Scott Kramer was told he could have no parties at the Dearing Mansion bed-and-breakfast he owns on the West Side of St. Paul. He hosted an epic bash.

His conditional-use permit doesn't allow him to advertise events at the gorgeous brick landmark. The party was billed as a Murder Mystery-themed evening on social media, charging partygoers for food and drink.

On Thursday, the zoning committee of the St. Paul Planning Commission didn't quite buy Kramer's assertions that he didn't intentionally flout city rules for his B&B, which sits on a bluff overlooking downtown St. Paul and the Mississippi River. But they weren't ready to revoke his permit, either. After hours of discussion, the committee voted to table the issue for a month, asking staff members to study options for what to do next.

Revocation remains an option, said Dan Edgerton, the committee chairman, adding, "Several of us were on the fence."

What got Kramer into this mess was a New Year's Eve "fantasy of the damned" party, where well over 100 guests enjoyed an open bar, a gourmet buffet, live music, DJs and murder-mystery theme rooms into the wee hours of Jan. 1, 2018. Problem is, one of the conditions that allowed Kramer to turn the mansion he lovingly restored more than a decade ago into a B&B forbids parties, or holding special events, or advertising for either.
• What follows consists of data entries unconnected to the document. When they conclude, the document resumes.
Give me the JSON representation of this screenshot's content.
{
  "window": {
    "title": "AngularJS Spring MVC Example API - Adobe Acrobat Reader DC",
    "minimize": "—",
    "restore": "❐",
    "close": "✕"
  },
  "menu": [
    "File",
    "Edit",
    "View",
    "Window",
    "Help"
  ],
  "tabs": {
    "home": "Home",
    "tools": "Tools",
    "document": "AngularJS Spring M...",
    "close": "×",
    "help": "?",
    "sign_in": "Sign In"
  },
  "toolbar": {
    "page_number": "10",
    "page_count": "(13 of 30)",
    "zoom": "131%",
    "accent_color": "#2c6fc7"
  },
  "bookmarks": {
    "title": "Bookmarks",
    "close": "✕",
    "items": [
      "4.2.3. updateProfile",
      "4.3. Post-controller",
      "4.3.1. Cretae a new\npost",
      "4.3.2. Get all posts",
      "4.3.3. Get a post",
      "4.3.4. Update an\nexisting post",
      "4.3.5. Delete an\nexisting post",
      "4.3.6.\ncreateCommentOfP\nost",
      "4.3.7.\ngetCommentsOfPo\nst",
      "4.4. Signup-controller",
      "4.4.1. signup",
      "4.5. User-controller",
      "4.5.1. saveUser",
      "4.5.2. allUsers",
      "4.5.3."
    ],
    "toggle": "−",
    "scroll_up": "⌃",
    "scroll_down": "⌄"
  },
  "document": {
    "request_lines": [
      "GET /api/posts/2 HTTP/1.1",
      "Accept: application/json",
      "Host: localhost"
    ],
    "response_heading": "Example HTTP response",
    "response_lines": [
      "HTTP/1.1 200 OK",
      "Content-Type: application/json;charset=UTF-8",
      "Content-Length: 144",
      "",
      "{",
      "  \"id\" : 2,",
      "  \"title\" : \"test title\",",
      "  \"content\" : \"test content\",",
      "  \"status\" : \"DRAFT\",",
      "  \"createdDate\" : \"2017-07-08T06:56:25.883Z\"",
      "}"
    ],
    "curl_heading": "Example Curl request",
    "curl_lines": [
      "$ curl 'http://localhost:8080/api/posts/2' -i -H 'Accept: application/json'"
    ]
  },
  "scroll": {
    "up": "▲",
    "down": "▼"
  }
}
And it wasn't the first time. City officials had told Kramer twice previously, after they received neighbor complaints, that he could not do those things. On Thursday, several of Kramer's friends and neighbors called it all a big mistake and pleaded with commissioners not to revoke his permit. If they did, they said, he would probably have to sell the mansion, and who knows what would move in after that.

Commissioners were not hostile. Kris Fredson even asked if there were a way his conditional-use permit could be modified to allow him to continue having New Year's Eve parties, something friends said he'd done for the past dozen years — albeit without charging money. But Cedrick Baker said that as reluctant as commissioners were to punish Kramer by taking his livelihood, it was also hard to give him a pass. "We are discussing another way out," he said. "There are a lot of people where we don't discuss another way out."

Kramer and his wife bought the house in 2006 and restored it. But, after Kramer and his wife split in 2013, he said he needed to find a way to afford to keep it. In October 2014, he received a conditional-use permit as a bed-and-breakfast.

But in May 2015, the city received a complaint that Kramer was hosting parties and renting and advertising the home's six bedrooms. His permit allowed him to rent out only four. In the summer of 2016, officials said they received another complaint that he was again hosting parties and, in January 2017, Kramer was told: no parties, corporate gatherings, weddings or retreats.

Kramer and his friends said the New Year's Eve party was a private event that got out of hand, thanks to social media, pleading for another chance. Christopher Keith, a friend and local historian, said Kramer needs the permit if St. Paul is to continue to enjoy his historic home.

"These buildings are important, and they need people who will maintain access to them," he said.

Jim Sazevich has chronicled thousands of Minnesota homes and has spent much time in the mansion. He said he hopes Kramer can keep the home he so meticulously restored. Designed by architect Augustus Gauger and completed in 1887, it was home to dairy farmer Samuel Dearing until he hit financial ruin in the 1890s. The mansion was divided into apartments around World War II and had been vacant for years, Sazevich said.

Then Kramer came along.

"Scott has done amazing work," he said. "This house could move to Summit Avenue and it would be one of the finest there. I hope he can keep it. ... He is a perfect person for the house."